They took out a small home equity loan and set out to offer healthier, whole-grain options to the Crossroads.
"We were trying to change it from being a drive-through, fast-food, white-bread town," she said. "We weren't just out to make a living. We wanted to make a difference."
Thus, the Hursts, along with daughters - Autumn, Winter and Spring - opened their doors to Victoria.
The response was positive, said Hurst, noting the restaurant never touted itself as offering up health food, but educated people about the benefits of freshly-ground flour, whole grains and the like.
Still, it remained a struggle.
Hefty overhead costs, combined with food expenses and low downtown traffic, made for difficult circumstances.
Her husband worked at the bistro from 4:30 a.m. to 4 p.m., and then took additional work on nights and weekends to help make ends meet.
Hurst and her daughters, meanwhile, worked through the day and completed their homeschooling after hours.
During the summer, with school out, she said even her daughters put in 50 hours a week at work.
Eventually, Hurst said, the numbers just didn't add up. Unless something else came along, the family would have to close.
"The decision was strictly financial," she said. "We have a passion for what we're doing, but we just don't really see a way around it."
Nicole Moore, a spokeswoman for Keith and Cindy Moore, who own Simply Delicious's building, said they have no plans for the site but hoped to either lease or sell to someone who would support downtown Victoria.
By Thursday afternoon, although Hurst said there didn't appear to be an alternative to closing, the family held out hope for something miraculous.
After all, it had happened before.
The day of that October theft, she said her husband came to her downtrodden and upset. She wrapped her arms around him, assured him he was more than his tools and, referencing the main character from "It's a Wonderful Life," a Christmas movie tradition for the family, told him he was her "George Bailey."
"That night, friends started calling to donate tools and see what they could do to help," she said, dabbing at damp eyes. "We've always been taken care of before. You can't give up hope."
Looking forward, Hurst said she didn't know what the future held. Then again, she said, a person isn't supposed to know.

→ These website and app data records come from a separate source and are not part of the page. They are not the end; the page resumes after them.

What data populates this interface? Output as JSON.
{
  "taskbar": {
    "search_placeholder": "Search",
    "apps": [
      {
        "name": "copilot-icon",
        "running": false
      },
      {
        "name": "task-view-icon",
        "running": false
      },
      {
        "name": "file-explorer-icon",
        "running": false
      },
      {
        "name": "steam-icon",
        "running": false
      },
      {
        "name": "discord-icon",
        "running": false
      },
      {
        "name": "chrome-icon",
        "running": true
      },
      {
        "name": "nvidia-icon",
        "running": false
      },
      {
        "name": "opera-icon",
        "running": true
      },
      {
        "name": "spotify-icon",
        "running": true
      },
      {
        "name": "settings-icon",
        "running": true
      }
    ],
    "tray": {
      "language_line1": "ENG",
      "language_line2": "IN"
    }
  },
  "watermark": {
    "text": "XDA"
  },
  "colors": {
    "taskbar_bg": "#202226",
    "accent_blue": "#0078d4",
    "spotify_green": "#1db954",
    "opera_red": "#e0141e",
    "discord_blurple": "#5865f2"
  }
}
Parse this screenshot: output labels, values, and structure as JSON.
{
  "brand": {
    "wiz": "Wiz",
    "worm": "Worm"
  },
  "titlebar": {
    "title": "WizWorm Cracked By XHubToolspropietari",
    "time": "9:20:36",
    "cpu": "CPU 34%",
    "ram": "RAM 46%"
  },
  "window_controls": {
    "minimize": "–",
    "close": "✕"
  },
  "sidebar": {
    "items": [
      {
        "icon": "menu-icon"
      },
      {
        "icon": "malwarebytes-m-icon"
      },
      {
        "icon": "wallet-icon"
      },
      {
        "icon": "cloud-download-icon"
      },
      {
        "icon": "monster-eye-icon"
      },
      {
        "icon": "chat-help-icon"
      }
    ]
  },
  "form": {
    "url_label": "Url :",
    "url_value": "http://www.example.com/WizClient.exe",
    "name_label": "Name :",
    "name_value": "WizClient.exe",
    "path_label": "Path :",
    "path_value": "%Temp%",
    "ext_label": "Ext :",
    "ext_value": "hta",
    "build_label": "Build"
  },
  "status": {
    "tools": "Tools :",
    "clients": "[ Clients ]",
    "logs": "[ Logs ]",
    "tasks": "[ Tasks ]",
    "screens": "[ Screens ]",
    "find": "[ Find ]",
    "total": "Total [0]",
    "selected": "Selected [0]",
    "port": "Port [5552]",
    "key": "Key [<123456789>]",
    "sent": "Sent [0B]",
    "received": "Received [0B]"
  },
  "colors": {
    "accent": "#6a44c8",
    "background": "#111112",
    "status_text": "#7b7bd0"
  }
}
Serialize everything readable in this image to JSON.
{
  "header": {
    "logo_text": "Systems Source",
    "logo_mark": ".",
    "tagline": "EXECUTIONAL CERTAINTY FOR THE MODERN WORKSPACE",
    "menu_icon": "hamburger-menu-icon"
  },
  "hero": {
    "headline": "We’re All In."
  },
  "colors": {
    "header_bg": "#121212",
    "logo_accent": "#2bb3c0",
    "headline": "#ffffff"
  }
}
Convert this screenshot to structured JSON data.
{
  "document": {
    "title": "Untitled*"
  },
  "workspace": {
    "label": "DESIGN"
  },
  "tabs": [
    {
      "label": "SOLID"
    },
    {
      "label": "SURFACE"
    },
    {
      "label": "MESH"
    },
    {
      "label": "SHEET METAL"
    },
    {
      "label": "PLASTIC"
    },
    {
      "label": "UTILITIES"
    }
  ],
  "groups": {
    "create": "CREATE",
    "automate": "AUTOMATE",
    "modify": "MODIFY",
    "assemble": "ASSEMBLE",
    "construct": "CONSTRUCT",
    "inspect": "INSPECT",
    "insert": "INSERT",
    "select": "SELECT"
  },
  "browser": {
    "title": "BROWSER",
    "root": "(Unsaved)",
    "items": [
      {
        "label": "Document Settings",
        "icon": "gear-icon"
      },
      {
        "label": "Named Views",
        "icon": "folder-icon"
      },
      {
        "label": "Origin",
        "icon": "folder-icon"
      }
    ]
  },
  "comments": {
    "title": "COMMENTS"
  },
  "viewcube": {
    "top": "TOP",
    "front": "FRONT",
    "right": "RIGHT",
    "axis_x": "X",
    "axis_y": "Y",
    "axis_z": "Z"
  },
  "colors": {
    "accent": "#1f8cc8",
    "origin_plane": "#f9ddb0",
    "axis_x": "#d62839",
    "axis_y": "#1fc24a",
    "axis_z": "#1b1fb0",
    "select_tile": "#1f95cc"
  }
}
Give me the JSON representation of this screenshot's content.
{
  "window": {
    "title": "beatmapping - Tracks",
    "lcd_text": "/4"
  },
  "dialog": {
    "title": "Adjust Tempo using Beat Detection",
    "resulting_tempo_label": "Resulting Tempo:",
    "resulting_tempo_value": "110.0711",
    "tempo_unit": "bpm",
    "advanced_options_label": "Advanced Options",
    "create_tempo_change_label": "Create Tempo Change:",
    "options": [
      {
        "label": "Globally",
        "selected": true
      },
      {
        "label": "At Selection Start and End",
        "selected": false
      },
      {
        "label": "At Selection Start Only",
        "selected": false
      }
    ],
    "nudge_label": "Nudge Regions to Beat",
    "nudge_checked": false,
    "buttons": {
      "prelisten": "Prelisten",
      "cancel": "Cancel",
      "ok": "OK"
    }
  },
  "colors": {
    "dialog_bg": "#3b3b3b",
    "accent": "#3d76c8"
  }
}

Whatever happens, she said she's glad they took a chance with Simply Delicious.
"We just didn't want to be a 'What if?' family," she said. "Sometimes when God closes a door, he opens a window. Who knows what's around the corner?"